Greenville Health System on Tuesday said it had initiated a range of action plans to address a year-to-date $16 million loss while continuing to move ahead on its transition from a fee-for-service model to a value-based care environment.
The action plans include a reprioritization of capital spending that will reduce the budget by $39 million, officials said at a Tuesday meeting of the GHS Board of Trustees’ planning and finance committee. Additional steps will be taken throughout the year.
GHS leaders pledged to minimize the impact of the current financial situation on employees but said positions could be eliminated under the current plans.
“The initial action plans call for eliminating roughly 410 positions, but more than half of these positions will be the result of normal attrition, not filling open vacancies and the possible implementation of a voluntary exit incentive program,” said GHS Chief Operating Officer Greg Rusnak.
Rusnak stressed that estimates reflect positions and not necessarily individuals, and that the number of positions could increase or decrease based on a shift in financial performance as well as ongoing cost-reduction efforts.
Even with the anticipated change, GHS remains one of the county’s largest employers, currently with 15,000 employees, and on track to employ more people than it did in the prior year.
“For GHS to stay on our course, we must remain flexible and committed to our mission and vision.
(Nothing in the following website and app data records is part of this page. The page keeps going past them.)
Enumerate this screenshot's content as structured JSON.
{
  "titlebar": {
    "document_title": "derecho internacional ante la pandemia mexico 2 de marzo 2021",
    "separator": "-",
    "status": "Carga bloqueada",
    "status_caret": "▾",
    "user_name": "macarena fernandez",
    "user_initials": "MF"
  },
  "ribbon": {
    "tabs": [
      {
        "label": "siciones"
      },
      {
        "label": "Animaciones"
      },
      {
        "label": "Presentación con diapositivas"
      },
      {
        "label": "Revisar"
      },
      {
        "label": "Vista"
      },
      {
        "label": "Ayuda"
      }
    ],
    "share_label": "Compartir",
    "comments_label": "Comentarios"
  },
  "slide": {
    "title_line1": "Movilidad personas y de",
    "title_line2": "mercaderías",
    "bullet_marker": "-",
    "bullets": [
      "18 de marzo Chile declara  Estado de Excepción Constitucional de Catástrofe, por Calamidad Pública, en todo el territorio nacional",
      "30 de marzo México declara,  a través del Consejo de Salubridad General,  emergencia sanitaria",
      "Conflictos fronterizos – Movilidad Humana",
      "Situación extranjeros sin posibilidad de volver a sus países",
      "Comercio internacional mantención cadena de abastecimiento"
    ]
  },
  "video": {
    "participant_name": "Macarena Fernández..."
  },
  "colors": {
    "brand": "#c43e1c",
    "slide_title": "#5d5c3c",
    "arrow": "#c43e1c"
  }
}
We must continue making transformative investments that advance our strategic priorities,” said Rusnak. “We are committed to finding a way to balance the present and future healthcare environments while, as always, delivering high-quality care.”
“Being a value-based care organization is the right thing to do for our community,” said Rusnak. “It will improve quality and access to care and will bend the cost curve for consumers over time.”
In fact, the average amount of time patients are staying in the hospital is down 3.4 percent in part because of the value-based initiatives GHS has already launched, such as its community paramedic program, mobile-health clinic and system-wide changes such as giving antibiotics to some patients while en route to emergency rooms or immediately upon arrival. These steps can significantly improve patient care, resulting in fewer days in the hospital and potentially fewer visits to a physician practice – which also reduce reimbursement to the provider.
“We are proud to transform how care is delivered in the communities we serve,” said Rusnak.
Under value-based care, which is expected to become the national model, payments will be based on the value of care that organizations provide for patients and their ability to keep people well and out of the hospital — instead of providers being paid for the number of visits and tests they order which was part of the traditional “fee-for-service” model.
As a result, GHS is making significant investments to prepare for the future which include implementing a new electronic medical record system, developing a clinically integrated network and innovating care delivery through telemedicine. Additionally, GHS is continuing to expand access to care through significant investments in its provider network.
These necessary investments, coupled with lower than anticipated patient volumes, contribute to the current financial performance GHS is now experiencing, Rusnak told committee members.
“But this is not new to us; we have been focused on continuous process improvement for years, and this is part of that effort,” he said. “We are focused on positioning GHS for success both now and in the future. Ensuring our patients can access the right care at the right time and in the right place is the driving force behind everything we do.”